Stored records:
━━━━━━━━

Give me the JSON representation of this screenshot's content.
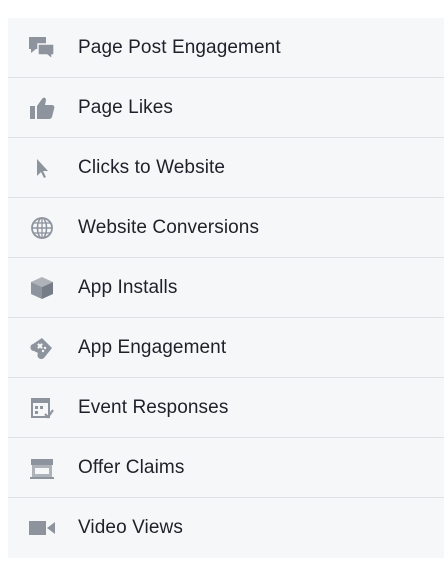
{
  "objectives": {
    "items": [
      {
        "label": "Page Post Engagement",
        "icon": "speech-bubbles-icon"
      },
      {
        "label": "Page Likes",
        "icon": "thumbs-up-icon"
      },
      {
        "label": "Clicks to Website",
        "icon": "cursor-arrow-icon"
      },
      {
        "label": "Website Conversions",
        "icon": "globe-icon"
      },
      {
        "label": "App Installs",
        "icon": "box-icon"
      },
      {
        "label": "App Engagement",
        "icon": "game-controller-icon"
      },
      {
        "label": "Event Responses",
        "icon": "calendar-icon"
      },
      {
        "label": "Offer Claims",
        "icon": "storefront-icon"
      },
      {
        "label": "Video Views",
        "icon": "video-camera-icon"
      }
    ]
  },
  "colors": {
    "icon": "#8d949e",
    "text": "#1d2129",
    "background": "#f6f7f9",
    "divider": "#e1e2e6"
  }
}
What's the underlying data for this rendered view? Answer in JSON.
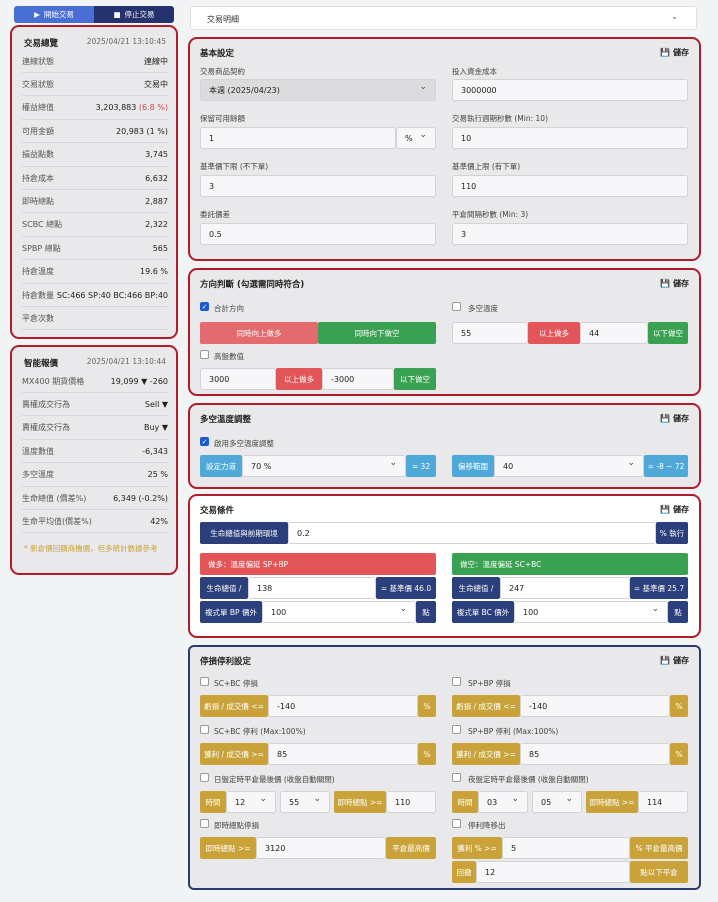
{
  "topbar": {
    "start": "開始交易",
    "stop": "停止交易"
  },
  "overview": {
    "title": "交易總覽",
    "time": "2025/04/21 13:10:45",
    "rows": [
      [
        "連線狀態",
        "連線中"
      ],
      [
        "交易狀態",
        "交易中"
      ],
      [
        "權益總值",
        "3,203,883",
        "(6.8 %)"
      ],
      [
        "可用金額",
        "20,983 (1 %)"
      ],
      [
        "損益點數",
        "3,745"
      ],
      [
        "持倉成本",
        "6,632"
      ],
      [
        "即時總點",
        "2,887"
      ],
      [
        "SCBC 總點",
        "2,322"
      ],
      [
        "SPBP 總點",
        "565"
      ],
      [
        "持倉溫度",
        "19.6 %"
      ],
      [
        "持倉數量",
        "SC:466 SP:40 BC:466 BP:40"
      ],
      [
        "平倉次數",
        ""
      ]
    ]
  },
  "smart": {
    "title": "智能報價",
    "time": "2025/04/21 13:10:44",
    "rows": [
      [
        "MX400 期貨價格",
        "19,099 ▼ -260"
      ],
      [
        "賣權成交行為",
        "Sell ▼"
      ],
      [
        "賣權成交行為",
        "Buy ▼"
      ],
      [
        "溫度數值",
        "-6,343"
      ],
      [
        "多空溫度",
        "25 %"
      ],
      [
        "生命總值 (價差%)",
        "6,349 (-0.2%)"
      ],
      [
        "生命平均值(價差%)",
        "42%"
      ]
    ],
    "note": "* 新倉價回饋商機價，但多統計數據參考"
  },
  "dropdown": {
    "label": "交易明細"
  },
  "basic": {
    "title": "基本設定",
    "save": "儲存",
    "contract_label": "交易商品契約",
    "contract": "本週 (2025/04/23)",
    "capital_label": "投入資金成本",
    "capital": "3000000",
    "reserve_label": "保留可用餘額",
    "reserve": "1",
    "reserve_unit": "%",
    "interval_label": "交易執行週期秒數 (Min: 10)",
    "interval": "10",
    "low_label": "基準價下限 (不下單)",
    "low": "3",
    "high_label": "基準價上限 (有下單)",
    "high": "110",
    "delegate_label": "委託價差",
    "delegate": "0.5",
    "close_label": "平倉間隔秒數 (Min: 3)",
    "close": "3"
  },
  "direction": {
    "title": "方向判斷 (勾選需同時符合)",
    "save": "儲存",
    "c1": "合計方向",
    "c2": "多空溫度",
    "c3": "高盤數值",
    "b_up": "同時向上做多",
    "b_down": "同時向下做空",
    "v1": "55",
    "above": "以上做多",
    "v2": "44",
    "below": "以下做空",
    "v3": "3000",
    "v4": "-3000"
  },
  "temp": {
    "title": "多空溫度調整",
    "save": "儲存",
    "check": "啟用多空溫度調整",
    "l1": "設定力道",
    "v1": "70 %",
    "r1": "= 32",
    "l2": "偏移範圍",
    "v2": "40",
    "r2": "= -8 ~ 72"
  },
  "cond": {
    "title": "交易條件",
    "save": "儲存",
    "label": "生命總值與前期環境",
    "value": "0.2",
    "exec": "% 執行",
    "long_title": "做多：溫度偏延 SP+BP",
    "short_title": "做空：溫度偏延 SC+BC",
    "life": "生命總值 /",
    "lv": "138",
    "lb": "= 基準價 46.0",
    "sv": "247",
    "sb": "= 基準價 25.7",
    "bp": "複式單 BP 價外",
    "bpv": "100",
    "bc": "複式單 BC 價外",
    "bcv": "100",
    "pt": "點"
  },
  "stop": {
    "title": "停損停利設定",
    "save": "儲存",
    "a1": "SC+BC 停損",
    "a2": "SP+BP 停損",
    "loss": "虧損 / 成交價 <=",
    "lv": "-140",
    "pct": "%",
    "b1": "SC+BC 停利 (Max:100%)",
    "b2": "SP+BP 停利 (Max:100%)",
    "profit": "獲利 / 成交價 >=",
    "pv": "85",
    "c1": "日盤定時平倉最後價 (收盤自動關閉)",
    "c2": "夜盤定時平倉最後價 (收盤自動關閉)",
    "time": "時間",
    "h1": "12",
    "m1": "55",
    "inst": "即時總點 >=",
    "iv1": "110",
    "h2": "03",
    "m2": "05",
    "iv2": "114",
    "d1": "即時總點停損",
    "d2": "停利降移出",
    "dv1": "3120",
    "close": "平倉最高價",
    "profit2": "獲利 % >=",
    "pv2": "5",
    "hi": "% 平倉最高價",
    "retr": "回撤",
    "rv": "12",
    "low": "點以下平倉"
  }
}
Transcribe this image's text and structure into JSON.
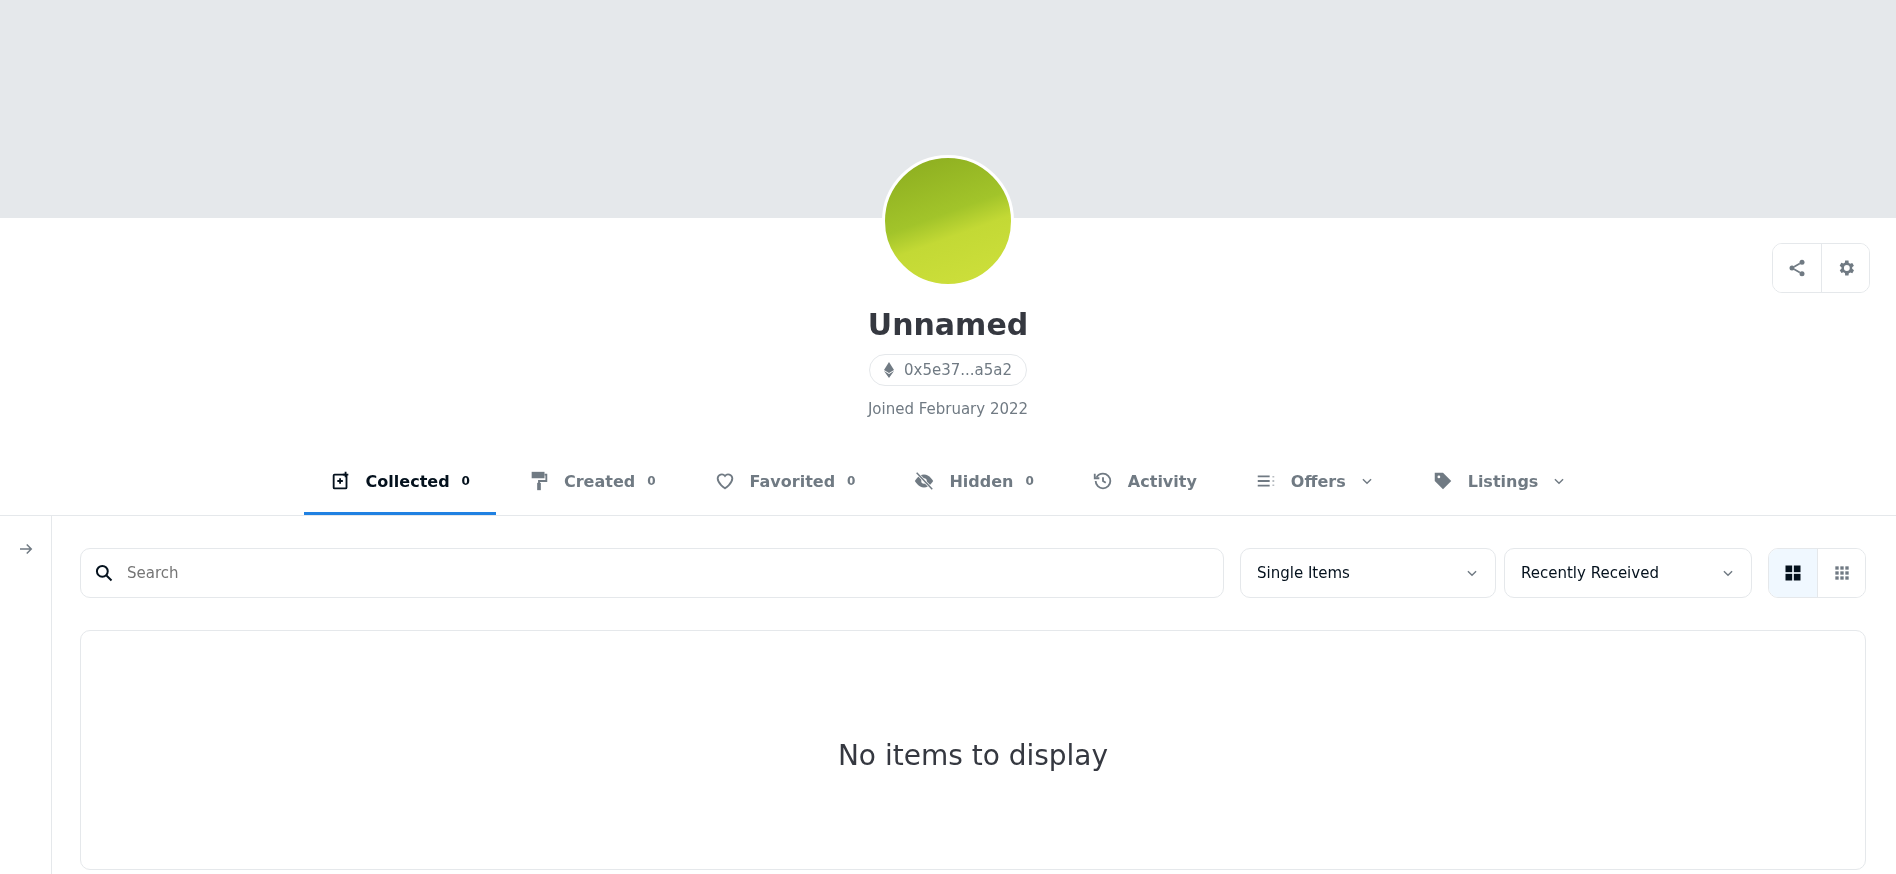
{
  "profile": {
    "name": "Unnamed",
    "address": "0x5e37...a5a2",
    "joined": "Joined February 2022"
  },
  "tabs": [
    {
      "kind": "collected",
      "label": "Collected",
      "count": "0",
      "selected": true
    },
    {
      "kind": "created",
      "label": "Created",
      "count": "0",
      "selected": false
    },
    {
      "kind": "favorited",
      "label": "Favorited",
      "count": "0",
      "selected": false
    },
    {
      "kind": "hidden",
      "label": "Hidden",
      "count": "0",
      "selected": false
    },
    {
      "kind": "activity",
      "label": "Activity",
      "selected": false
    },
    {
      "kind": "offers",
      "label": "Offers",
      "dropdown": true,
      "selected": false
    },
    {
      "kind": "listings",
      "label": "Listings",
      "dropdown": true,
      "selected": false
    }
  ],
  "search": {
    "placeholder": "Search"
  },
  "filters": [
    {
      "value": "Single Items"
    },
    {
      "value": "Recently Received"
    }
  ],
  "view_toggle": [
    {
      "kind": "large",
      "selected": true
    },
    {
      "kind": "small",
      "selected": false
    }
  ],
  "empty_message": "No items to display"
}
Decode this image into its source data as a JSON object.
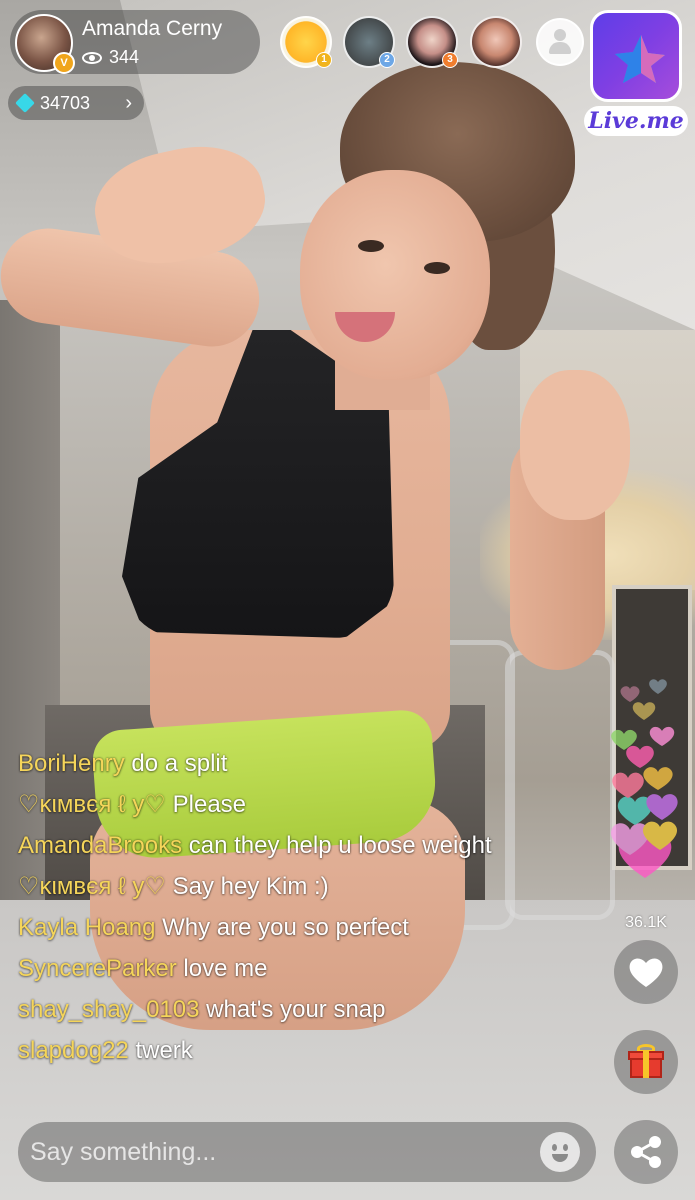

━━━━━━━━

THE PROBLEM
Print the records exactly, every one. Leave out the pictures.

WORKED SOLUTION
Give me the JSON representation of this screenshot's content.
{
  "objectives": {
    "items": [
      {
        "label": "Page Post Engagement",
        "icon": "speech-bubbles-icon"
      },
      {
        "label": "Page Likes",
        "icon": "thumbs-up-icon"
      },
      {
        "label": "Clicks to Website",
        "icon": "cursor-arrow-icon"
      },
      {
        "label": "Website Conversions",
        "icon": "globe-icon"
      },
      {
        "label": "App Installs",
        "icon": "box-icon"
      },
      {
        "label": "App Engagement",
        "icon": "game-controller-icon"
      },
      {
        "label": "Event Responses",
        "icon": "calendar-icon"
      },
      {
        "label": "Offer Claims",
        "icon": "storefront-icon"
      },
      {
        "label": "Video Views",
        "icon": "video-camera-icon"
      }
    ]
  },
  "colors": {
    "icon": "#8d949e",
    "text": "#1d2129",
    "background": "#f6f7f9",
    "divider": "#e1e2e6"
  }
}
What's the underlying data for this rendered view? Answer in JSON.
{
  "topbar": {
    "start": "開始交易",
    "stop": "停止交易"
  },
  "overview": {
    "title": "交易總覽",
    "time": "2025/04/21 13:10:45",
    "rows": [
      [
        "連線狀態",
        "連線中"
      ],
      [
        "交易狀態",
        "交易中"
      ],
      [
        "權益總值",
        "3,203,883",
        "(6.8 %)"
      ],
      [
        "可用金額",
        "20,983 (1 %)"
      ],
      [
        "損益點數",
        "3,745"
      ],
      [
        "持倉成本",
        "6,632"
      ],
      [
        "即時總點",
        "2,887"
      ],
      [
        "SCBC 總點",
        "2,322"
      ],
      [
        "SPBP 總點",
        "565"
      ],
      [
        "持倉溫度",
        "19.6 %"
      ],
      [
        "持倉數量",
        "SC:466 SP:40 BC:466 BP:40"
      ],
      [
        "平倉次數",
        ""
      ]
    ]
  },
  "smart": {
    "title": "智能報價",
    "time": "2025/04/21 13:10:44",
    "rows": [
      [
        "MX400 期貨價格",
        "19,099 ▼ -260"
      ],
      [
        "賣權成交行為",
        "Sell ▼"
      ],
      [
        "賣權成交行為",
        "Buy ▼"
      ],
      [
        "溫度數值",
        "-6,343"
      ],
      [
        "多空溫度",
        "25 %"
      ],
      [
        "生命總值 (價差%)",
        "6,349 (-0.2%)"
      ],
      [
        "生命平均值(價差%)",
        "42%"
      ]
    ],
    "note": "* 新倉價回饋商機價，但多統計數據參考"
  },
  "dropdown": {
    "label": "交易明細"
  },
  "basic": {
    "title": "基本設定",
    "save": "儲存",
    "contract_label": "交易商品契約",
    "contract": "本週 (2025/04/23)",
    "capital_label": "投入資金成本",
    "capital": "3000000",
    "reserve_label": "保留可用餘額",
    "reserve": "1",
    "reserve_unit": "%",
    "interval_label": "交易執行週期秒數 (Min: 10)",
    "interval": "10",
    "low_label": "基準價下限 (不下單)",
    "low": "3",
    "high_label": "基準價上限 (有下單)",
    "high": "110",
    "delegate_label": "委託價差",
    "delegate": "0.5",
    "close_label": "平倉間隔秒數 (Min: 3)",
    "close": "3"
  },
  "direction": {
    "title": "方向判斷 (勾選需同時符合)",
    "save": "儲存",
    "c1": "合計方向",
    "c2": "多空溫度",
    "c3": "高盤數值",
    "b_up": "同時向上做多",
    "b_down": "同時向下做空",
    "v1": "55",
    "above": "以上做多",
    "v2": "44",
    "below": "以下做空",
    "v3": "3000",
    "v4": "-3000"
  },
  "temp": {
    "title": "多空溫度調整",
    "save": "儲存",
    "check": "啟用多空溫度調整",
    "l1": "設定力道",
    "v1": "70 %",
    "r1": "= 32",
    "l2": "偏移範圍",
    "v2": "40",
    "r2": "= -8 ~ 72"
  },
  "cond": {
    "title": "交易條件",
    "save": "儲存",
    "label": "生命總值與前期環境",
    "value": "0.2",
    "exec": "% 執行",
    "long_title": "做多：溫度偏延 SP+BP",
    "short_title": "做空：溫度偏延 SC+BC",
    "life": "生命總值 /",
    "lv": "138",
    "lb": "= 基準價 46.0",
    "sv": "247",
    "sb": "= 基準價 25.7",
    "bp": "複式單 BP 價外",
    "bpv": "100",
    "bc": "複式單 BC 價外",
    "bcv": "100",
    "pt": "點"
  },
  "stop": {
    "title": "停損停利設定",
    "save": "儲存",
    "a1": "SC+BC 停損",
    "a2": "SP+BP 停損",
    "loss": "虧損 / 成交價 <=",
    "lv": "-140",
    "pct": "%",
    "b1": "SC+BC 停利 (Max:100%)",
    "b2": "SP+BP 停利 (Max:100%)",
    "profit": "獲利 / 成交價 >=",
    "pv": "85",
    "c1": "日盤定時平倉最後價 (收盤自動關閉)",
    "c2": "夜盤定時平倉最後價 (收盤自動關閉)",
    "time": "時間",
    "h1": "12",
    "m1": "55",
    "inst": "即時總點 >=",
    "iv1": "110",
    "h2": "03",
    "m2": "05",
    "iv2": "114",
    "d1": "即時總點停損",
    "d2": "停利降移出",
    "dv1": "3120",
    "close": "平倉最高價",
    "profit2": "獲利 % >=",
    "pv2": "5",
    "hi": "% 平倉最高價",
    "retr": "回撤",
    "rv": "12",
    "low": "點以下平倉"
  }
}
Transcribe this image's text and structure into JSON.
{
  "profile": {
    "name": "Unnamed",
    "address": "0x5e37...a5a2",
    "joined": "Joined February 2022"
  },
  "tabs": [
    {
      "kind": "collected",
      "label": "Collected",
      "count": "0",
      "selected": true
    },
    {
      "kind": "created",
      "label": "Created",
      "count": "0",
      "selected": false
    },
    {
      "kind": "favorited",
      "label": "Favorited",
      "count": "0",
      "selected": false
    },
    {
      "kind": "hidden",
      "label": "Hidden",
      "count": "0",
      "selected": false
    },
    {
      "kind": "activity",
      "label": "Activity",
      "selected": false
    },
    {
      "kind": "offers",
      "label": "Offers",
      "dropdown": true,
      "selected": false
    },
    {
      "kind": "listings",
      "label": "Listings",
      "dropdown": true,
      "selected": false
    }
  ],
  "search": {
    "placeholder": "Search"
  },
  "filters": [
    {
      "value": "Single Items"
    },
    {
      "value": "Recently Received"
    }
  ],
  "view_toggle": [
    {
      "kind": "large",
      "selected": true
    },
    {
      "kind": "small",
      "selected": false
    }
  ],
  "empty_message": "No items to display"
}
Decode this image into its source data as a JSON object.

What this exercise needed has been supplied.